[Task to carry out] What is the number of lines in this data that contain the word "icon"? Give the number alone.

[Page and application data records]
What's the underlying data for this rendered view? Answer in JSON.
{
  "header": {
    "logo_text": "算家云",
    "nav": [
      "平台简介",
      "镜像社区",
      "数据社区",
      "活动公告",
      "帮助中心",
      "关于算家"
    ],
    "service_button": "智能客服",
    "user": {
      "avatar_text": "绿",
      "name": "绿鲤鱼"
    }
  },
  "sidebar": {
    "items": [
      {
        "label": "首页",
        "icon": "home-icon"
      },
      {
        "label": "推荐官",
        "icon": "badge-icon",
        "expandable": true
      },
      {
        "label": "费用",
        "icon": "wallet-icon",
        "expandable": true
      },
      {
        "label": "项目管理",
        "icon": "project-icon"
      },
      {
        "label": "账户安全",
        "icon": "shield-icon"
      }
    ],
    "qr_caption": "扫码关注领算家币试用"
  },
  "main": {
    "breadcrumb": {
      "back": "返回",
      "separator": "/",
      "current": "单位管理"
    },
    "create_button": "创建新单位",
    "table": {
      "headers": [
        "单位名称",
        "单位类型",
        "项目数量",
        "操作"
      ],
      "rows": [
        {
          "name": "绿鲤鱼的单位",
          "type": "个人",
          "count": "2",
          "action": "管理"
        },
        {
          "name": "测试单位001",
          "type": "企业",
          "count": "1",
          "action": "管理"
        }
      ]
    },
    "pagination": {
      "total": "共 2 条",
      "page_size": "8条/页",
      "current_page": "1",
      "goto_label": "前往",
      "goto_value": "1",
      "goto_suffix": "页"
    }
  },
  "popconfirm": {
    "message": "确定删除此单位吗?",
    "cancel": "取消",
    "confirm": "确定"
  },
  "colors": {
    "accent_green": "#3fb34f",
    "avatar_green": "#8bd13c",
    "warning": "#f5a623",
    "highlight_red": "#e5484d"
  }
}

[Solution below] 5